[Data about app and page elements]
◇ ◇ ◇ ◇ ◇
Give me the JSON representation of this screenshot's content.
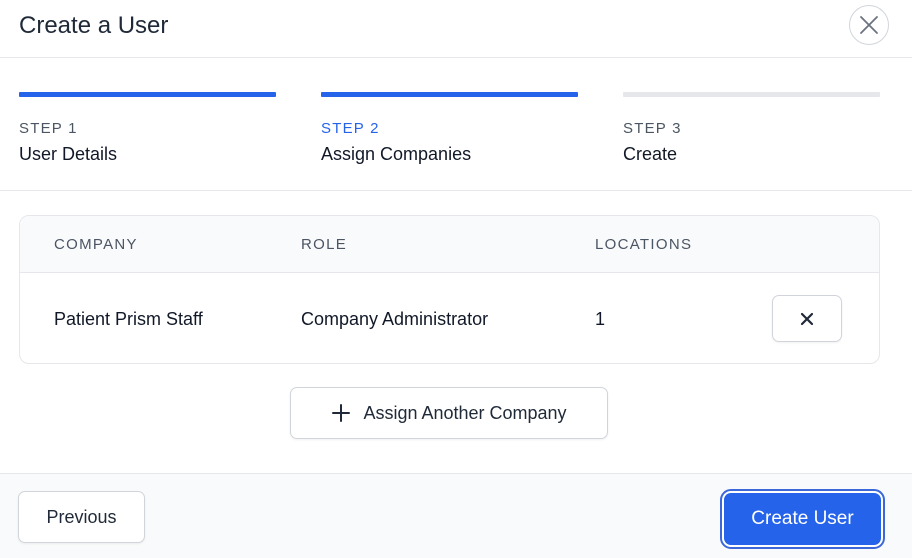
{
  "modal": {
    "title": "Create a User"
  },
  "colors": {
    "accent": "#2563eb",
    "inactive_step": "#e5e7eb"
  },
  "steps": [
    {
      "number": "STEP 1",
      "name": "User Details",
      "state": "complete"
    },
    {
      "number": "STEP 2",
      "name": "Assign Companies",
      "state": "current"
    },
    {
      "number": "STEP 3",
      "name": "Create",
      "state": "upcoming"
    }
  ],
  "table": {
    "columns": [
      "COMPANY",
      "ROLE",
      "LOCATIONS"
    ],
    "rows": [
      {
        "company": "Patient Prism Staff",
        "role": "Company Administrator",
        "locations": "1"
      }
    ]
  },
  "actions": {
    "assign_another": "Assign Another Company",
    "previous": "Previous",
    "create_user": "Create User"
  },
  "icons": {
    "close": "close-icon",
    "remove": "remove-icon",
    "plus": "plus-icon"
  }
}
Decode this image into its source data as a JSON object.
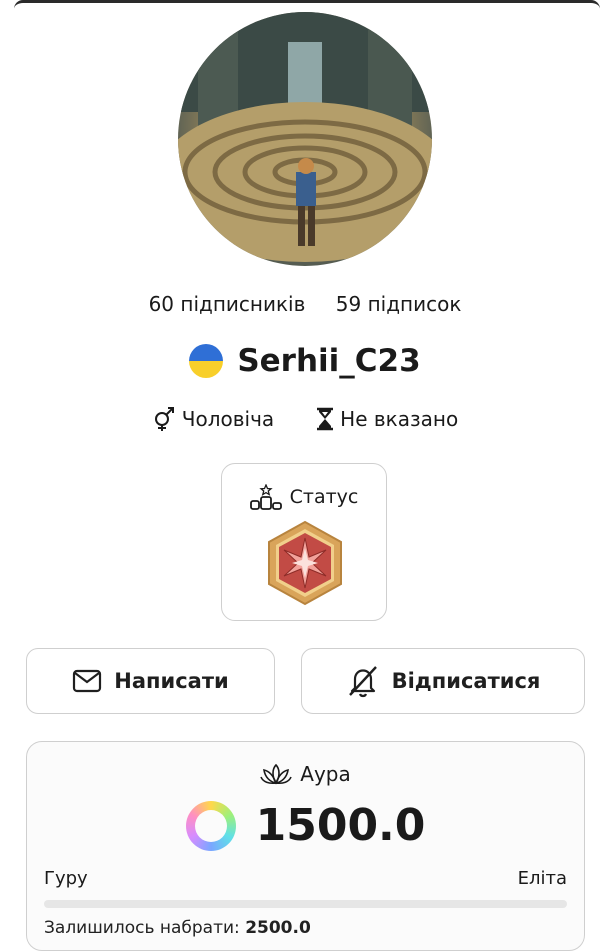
{
  "profile": {
    "followers": "60 підписників",
    "following": "59 підписок",
    "username": "Serhii_C23",
    "country_flag_icon": "ukraine-flag-icon",
    "gender_icon": "gender-icon",
    "gender": "Чоловіча",
    "age_icon": "hourglass-icon",
    "age": "Не вказано"
  },
  "status": {
    "label": "Статус",
    "icon": "podium-icon",
    "badge_icon": "star-hexagon-badge-icon"
  },
  "actions": {
    "write_label": "Написати",
    "write_icon": "mail-icon",
    "unsubscribe_label": "Відписатися",
    "unsubscribe_icon": "bell-off-icon"
  },
  "aura": {
    "title": "Аура",
    "icon": "lotus-icon",
    "value": "1500.0",
    "level_from": "Гуру",
    "level_to": "Еліта",
    "progress": 0.0,
    "remaining_label": "Залишилось набрати:",
    "remaining_value": "2500.0"
  },
  "colors": {
    "flag_blue": "#2f6fd6",
    "flag_yellow": "#f8cf2a",
    "badge_red": "#c24b45",
    "badge_gold": "#d9a45a"
  }
}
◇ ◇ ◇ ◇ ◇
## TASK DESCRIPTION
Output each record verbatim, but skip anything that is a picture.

## SOLVED PROBLEM
Give me the JSON representation of this screenshot's content.
{
  "modal": {
    "title": "Create a User"
  },
  "colors": {
    "accent": "#2563eb",
    "inactive_step": "#e5e7eb"
  },
  "steps": [
    {
      "number": "STEP 1",
      "name": "User Details",
      "state": "complete"
    },
    {
      "number": "STEP 2",
      "name": "Assign Companies",
      "state": "current"
    },
    {
      "number": "STEP 3",
      "name": "Create",
      "state": "upcoming"
    }
  ],
  "table": {
    "columns": [
      "COMPANY",
      "ROLE",
      "LOCATIONS"
    ],
    "rows": [
      {
        "company": "Patient Prism Staff",
        "role": "Company Administrator",
        "locations": "1"
      }
    ]
  },
  "actions": {
    "assign_another": "Assign Another Company",
    "previous": "Previous",
    "create_user": "Create User"
  },
  "icons": {
    "close": "close-icon",
    "remove": "remove-icon",
    "plus": "plus-icon"
  }
}
Decode this image into its source data as a JSON object.
{
  "profile": {
    "followers": "60 підписників",
    "following": "59 підписок",
    "username": "Serhii_C23",
    "country_flag_icon": "ukraine-flag-icon",
    "gender_icon": "gender-icon",
    "gender": "Чоловіча",
    "age_icon": "hourglass-icon",
    "age": "Не вказано"
  },
  "status": {
    "label": "Статус",
    "icon": "podium-icon",
    "badge_icon": "star-hexagon-badge-icon"
  },
  "actions": {
    "write_label": "Написати",
    "write_icon": "mail-icon",
    "unsubscribe_label": "Відписатися",
    "unsubscribe_icon": "bell-off-icon"
  },
  "aura": {
    "title": "Аура",
    "icon": "lotus-icon",
    "value": "1500.0",
    "level_from": "Гуру",
    "level_to": "Еліта",
    "progress": 0.0,
    "remaining_label": "Залишилось набрати:",
    "remaining_value": "2500.0"
  },
  "colors": {
    "flag_blue": "#2f6fd6",
    "flag_yellow": "#f8cf2a",
    "badge_red": "#c24b45",
    "badge_gold": "#d9a45a"
  }
}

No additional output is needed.